Chief Keef’s grandmother raised the boy so her daughter — whose pregnancy came as a surprise to the family after her sophomore year — could stay in school and graduate with her class.
“We’re a family that loves. And we’re good people,” Carter said. “My daughter had a baby. I kept that baby. I raised that baby. I loved that baby. And now he has a baby. He is a good dad. He’ll never be a deadbeat. I taught him that.”
And maybe his grandmother’s love will stir up enough courage — and it will take courage — for Chief Keef to let his music career guide him away from the violent street life in Chicago that he somehow survived to tell the story of in his rap songs.
The biggest rap stars on the Interscope label — 50 Cent, Eminem and Dr. Dre — are guys who have taken bullets, pistol-whipped rivals and spent time on house arrest, respectively.
Now, rapper 50 Cent also is sports-drink mogul.
Eminem, who didn’t violate probation on his two gun charges, has racked up 13 Grammys and an Oscar.
Dr. Dre, a godfather of the gangster rap genre, makes more money producing records, hawking headphones and Dr. Pepper than rapping.
On the other hand, two of the best-selling rappers ever, Notorious B.I.G. and Tupac — who both had gun charges and kept ties to street life — are dead.
Only Chief Keef can decide whether he wants to continue to act like a tough kid who pulls triggers or grow up to have a long career in music.

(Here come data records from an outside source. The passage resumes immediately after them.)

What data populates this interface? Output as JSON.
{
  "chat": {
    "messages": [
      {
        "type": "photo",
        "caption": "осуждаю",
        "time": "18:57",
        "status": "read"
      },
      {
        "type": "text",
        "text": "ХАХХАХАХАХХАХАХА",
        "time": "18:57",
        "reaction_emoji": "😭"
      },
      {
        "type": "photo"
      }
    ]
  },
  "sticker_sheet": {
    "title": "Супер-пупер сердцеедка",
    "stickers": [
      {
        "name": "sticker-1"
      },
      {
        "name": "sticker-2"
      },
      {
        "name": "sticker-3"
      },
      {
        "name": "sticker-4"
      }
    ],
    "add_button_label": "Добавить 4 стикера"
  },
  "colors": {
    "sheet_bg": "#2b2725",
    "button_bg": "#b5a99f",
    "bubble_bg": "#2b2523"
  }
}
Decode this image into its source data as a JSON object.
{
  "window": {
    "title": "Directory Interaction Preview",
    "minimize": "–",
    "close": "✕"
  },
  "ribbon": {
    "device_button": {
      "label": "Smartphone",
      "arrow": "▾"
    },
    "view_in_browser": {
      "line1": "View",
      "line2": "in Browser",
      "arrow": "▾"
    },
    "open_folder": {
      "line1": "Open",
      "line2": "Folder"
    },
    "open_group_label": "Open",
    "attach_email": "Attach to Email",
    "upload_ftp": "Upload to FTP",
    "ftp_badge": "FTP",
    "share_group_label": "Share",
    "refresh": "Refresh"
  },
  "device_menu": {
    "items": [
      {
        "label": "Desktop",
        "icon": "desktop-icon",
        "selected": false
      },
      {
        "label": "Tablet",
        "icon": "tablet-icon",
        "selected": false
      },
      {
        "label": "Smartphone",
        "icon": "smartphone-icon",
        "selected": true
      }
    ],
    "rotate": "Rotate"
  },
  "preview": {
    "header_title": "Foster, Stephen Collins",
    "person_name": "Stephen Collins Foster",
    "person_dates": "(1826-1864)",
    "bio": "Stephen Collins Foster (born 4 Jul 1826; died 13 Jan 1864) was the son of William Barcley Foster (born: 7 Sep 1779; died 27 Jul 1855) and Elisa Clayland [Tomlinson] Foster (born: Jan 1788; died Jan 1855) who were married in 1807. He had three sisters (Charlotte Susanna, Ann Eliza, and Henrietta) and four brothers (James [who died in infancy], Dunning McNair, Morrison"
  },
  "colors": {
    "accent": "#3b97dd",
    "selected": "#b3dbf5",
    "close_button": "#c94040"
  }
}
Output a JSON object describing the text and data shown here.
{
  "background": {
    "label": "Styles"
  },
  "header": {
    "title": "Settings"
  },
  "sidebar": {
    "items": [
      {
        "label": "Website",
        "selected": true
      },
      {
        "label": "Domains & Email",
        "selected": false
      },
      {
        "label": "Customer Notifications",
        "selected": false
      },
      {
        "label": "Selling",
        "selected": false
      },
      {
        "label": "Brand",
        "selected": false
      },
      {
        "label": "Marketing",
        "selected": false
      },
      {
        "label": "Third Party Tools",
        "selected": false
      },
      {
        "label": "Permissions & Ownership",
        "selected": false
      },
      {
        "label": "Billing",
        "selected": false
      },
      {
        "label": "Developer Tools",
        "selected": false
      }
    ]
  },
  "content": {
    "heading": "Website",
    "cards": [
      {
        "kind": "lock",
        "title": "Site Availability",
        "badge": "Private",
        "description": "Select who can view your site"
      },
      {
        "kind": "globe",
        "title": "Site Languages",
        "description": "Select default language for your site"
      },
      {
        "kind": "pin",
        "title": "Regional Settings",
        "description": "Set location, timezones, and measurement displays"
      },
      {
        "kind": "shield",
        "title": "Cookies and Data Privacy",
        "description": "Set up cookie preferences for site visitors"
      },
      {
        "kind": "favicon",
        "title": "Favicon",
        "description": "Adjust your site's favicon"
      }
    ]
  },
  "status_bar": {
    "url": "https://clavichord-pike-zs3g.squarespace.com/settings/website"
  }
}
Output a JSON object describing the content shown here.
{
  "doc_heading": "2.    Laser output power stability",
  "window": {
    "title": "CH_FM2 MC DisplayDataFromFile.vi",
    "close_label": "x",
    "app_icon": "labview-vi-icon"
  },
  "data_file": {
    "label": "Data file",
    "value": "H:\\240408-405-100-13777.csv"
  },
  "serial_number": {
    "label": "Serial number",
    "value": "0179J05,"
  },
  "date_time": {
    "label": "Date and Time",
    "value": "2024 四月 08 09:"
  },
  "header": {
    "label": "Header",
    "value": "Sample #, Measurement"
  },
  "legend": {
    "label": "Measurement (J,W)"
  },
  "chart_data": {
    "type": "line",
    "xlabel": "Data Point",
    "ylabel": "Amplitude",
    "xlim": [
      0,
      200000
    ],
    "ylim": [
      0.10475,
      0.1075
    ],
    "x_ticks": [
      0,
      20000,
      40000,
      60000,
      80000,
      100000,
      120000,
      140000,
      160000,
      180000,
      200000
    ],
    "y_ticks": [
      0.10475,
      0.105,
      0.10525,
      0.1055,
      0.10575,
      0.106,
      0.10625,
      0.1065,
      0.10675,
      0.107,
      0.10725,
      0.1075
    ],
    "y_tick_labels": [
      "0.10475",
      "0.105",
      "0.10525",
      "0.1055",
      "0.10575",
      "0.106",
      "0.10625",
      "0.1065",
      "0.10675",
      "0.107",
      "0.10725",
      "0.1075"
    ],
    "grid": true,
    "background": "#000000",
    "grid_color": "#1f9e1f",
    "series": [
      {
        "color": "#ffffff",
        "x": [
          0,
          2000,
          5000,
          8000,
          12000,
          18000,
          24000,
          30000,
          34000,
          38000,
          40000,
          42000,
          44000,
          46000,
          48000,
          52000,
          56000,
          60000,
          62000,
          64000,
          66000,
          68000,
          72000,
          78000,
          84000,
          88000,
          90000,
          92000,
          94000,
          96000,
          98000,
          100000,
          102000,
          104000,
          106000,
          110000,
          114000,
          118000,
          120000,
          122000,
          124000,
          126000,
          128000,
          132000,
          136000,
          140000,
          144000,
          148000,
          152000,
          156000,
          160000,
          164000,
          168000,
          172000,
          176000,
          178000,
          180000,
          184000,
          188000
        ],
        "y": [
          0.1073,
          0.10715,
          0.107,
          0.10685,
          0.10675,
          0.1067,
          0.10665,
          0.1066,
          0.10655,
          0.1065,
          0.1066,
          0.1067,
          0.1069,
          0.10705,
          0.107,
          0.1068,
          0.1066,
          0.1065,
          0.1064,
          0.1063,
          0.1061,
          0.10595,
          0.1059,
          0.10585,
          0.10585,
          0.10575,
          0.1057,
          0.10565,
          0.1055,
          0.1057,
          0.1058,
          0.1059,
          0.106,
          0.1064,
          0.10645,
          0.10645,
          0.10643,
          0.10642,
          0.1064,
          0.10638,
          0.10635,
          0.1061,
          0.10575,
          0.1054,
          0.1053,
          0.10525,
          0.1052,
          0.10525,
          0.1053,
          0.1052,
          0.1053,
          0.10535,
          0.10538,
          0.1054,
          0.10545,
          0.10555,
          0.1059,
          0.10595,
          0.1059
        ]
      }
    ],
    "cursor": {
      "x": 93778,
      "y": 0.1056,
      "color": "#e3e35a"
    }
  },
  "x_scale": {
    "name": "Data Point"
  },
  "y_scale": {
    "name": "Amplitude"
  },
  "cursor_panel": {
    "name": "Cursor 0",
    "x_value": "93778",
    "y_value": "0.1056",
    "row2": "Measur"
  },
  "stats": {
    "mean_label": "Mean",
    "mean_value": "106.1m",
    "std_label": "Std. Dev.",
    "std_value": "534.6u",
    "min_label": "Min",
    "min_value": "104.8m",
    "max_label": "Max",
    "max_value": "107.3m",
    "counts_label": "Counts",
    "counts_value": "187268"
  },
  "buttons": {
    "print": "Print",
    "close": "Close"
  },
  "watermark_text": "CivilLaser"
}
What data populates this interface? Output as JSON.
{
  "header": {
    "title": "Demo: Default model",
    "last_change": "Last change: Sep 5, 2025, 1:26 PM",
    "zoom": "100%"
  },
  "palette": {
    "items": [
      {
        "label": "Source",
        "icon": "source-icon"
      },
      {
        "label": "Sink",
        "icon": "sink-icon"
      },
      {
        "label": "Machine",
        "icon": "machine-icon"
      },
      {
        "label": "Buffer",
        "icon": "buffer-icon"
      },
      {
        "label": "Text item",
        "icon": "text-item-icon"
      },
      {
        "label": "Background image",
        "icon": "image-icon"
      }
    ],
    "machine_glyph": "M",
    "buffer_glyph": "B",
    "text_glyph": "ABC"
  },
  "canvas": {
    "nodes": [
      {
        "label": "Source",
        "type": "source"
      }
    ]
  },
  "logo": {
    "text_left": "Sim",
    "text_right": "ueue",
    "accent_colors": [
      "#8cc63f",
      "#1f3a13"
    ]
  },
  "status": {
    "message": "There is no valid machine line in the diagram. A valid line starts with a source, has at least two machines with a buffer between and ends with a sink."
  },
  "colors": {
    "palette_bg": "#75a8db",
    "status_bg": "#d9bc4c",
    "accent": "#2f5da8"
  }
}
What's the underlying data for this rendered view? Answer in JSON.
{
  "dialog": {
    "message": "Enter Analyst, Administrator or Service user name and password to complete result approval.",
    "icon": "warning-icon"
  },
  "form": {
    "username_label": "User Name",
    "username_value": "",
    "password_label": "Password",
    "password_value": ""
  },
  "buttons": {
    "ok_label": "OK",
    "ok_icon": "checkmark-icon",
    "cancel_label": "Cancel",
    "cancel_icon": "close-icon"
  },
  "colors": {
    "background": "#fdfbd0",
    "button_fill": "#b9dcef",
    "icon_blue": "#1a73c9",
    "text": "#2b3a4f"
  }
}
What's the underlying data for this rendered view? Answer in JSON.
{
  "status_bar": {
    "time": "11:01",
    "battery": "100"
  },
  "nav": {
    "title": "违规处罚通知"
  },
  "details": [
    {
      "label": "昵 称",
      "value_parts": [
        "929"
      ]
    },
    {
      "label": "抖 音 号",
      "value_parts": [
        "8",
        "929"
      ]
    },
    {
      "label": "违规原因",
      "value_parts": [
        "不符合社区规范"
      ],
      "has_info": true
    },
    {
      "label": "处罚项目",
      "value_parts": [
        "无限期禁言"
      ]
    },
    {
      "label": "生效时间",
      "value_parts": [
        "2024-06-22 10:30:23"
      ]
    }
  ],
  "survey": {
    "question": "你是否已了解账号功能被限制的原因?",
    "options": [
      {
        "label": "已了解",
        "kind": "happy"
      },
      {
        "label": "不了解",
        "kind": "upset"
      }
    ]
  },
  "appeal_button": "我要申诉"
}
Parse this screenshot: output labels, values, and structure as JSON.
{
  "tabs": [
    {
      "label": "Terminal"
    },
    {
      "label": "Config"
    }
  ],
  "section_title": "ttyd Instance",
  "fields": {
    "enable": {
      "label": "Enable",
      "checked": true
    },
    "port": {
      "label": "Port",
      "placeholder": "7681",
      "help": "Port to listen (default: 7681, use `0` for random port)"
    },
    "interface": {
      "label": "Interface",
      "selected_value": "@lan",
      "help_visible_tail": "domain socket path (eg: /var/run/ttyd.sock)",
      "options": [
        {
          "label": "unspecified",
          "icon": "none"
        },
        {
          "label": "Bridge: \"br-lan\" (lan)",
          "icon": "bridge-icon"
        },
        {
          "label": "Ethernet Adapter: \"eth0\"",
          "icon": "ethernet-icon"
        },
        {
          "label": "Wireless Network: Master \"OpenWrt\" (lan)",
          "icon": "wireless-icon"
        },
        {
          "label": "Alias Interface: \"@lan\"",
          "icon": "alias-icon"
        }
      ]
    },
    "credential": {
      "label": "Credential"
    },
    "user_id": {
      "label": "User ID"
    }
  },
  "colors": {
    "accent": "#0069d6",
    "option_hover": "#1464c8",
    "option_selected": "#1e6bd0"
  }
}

And if he makes the right choices, Chief Keef could be a big star. The kid has a fascinating story about what it’s like to grow up in a place where so many people live by a street code that doesn’t value life. And millions of people are listening to it.
And whether you hate his rap songs or not, what he’s produced is art — music that reflects reality.
And it shouldn’t be ignored.
Chief Keef’s album, "Finally Rich," and his many YouTube videos, give outsiders a real look at the ignorance of a violent street culture — and the “no-snitch” code of silence — that helped mark Chicago as America’s murder capital last year. Congressmen and senators debating gun legislation should watch his YouTube videos just to see the guns — and giant ammunition clips — that young men have such easy access to in big-city neighborhoods.
The thing about kids is they don’t always think about what life will be like in five or 10 years. That’s why there’s a separate justice system for troubled kids like Chief Keef.
Granny Carter said she wants the courts to “leave my baby alone and let him be who he wants to be as long as he’s not hurting anybody.”
But that’s not up to her.
And Chief Keef, well, he had his chance at abiding by the terms of his probation and getting to be a big rap star.
Now, Judge Walker is calling the shots.
And that’s something all these wanna-be gangster rappers in Chicago should think about.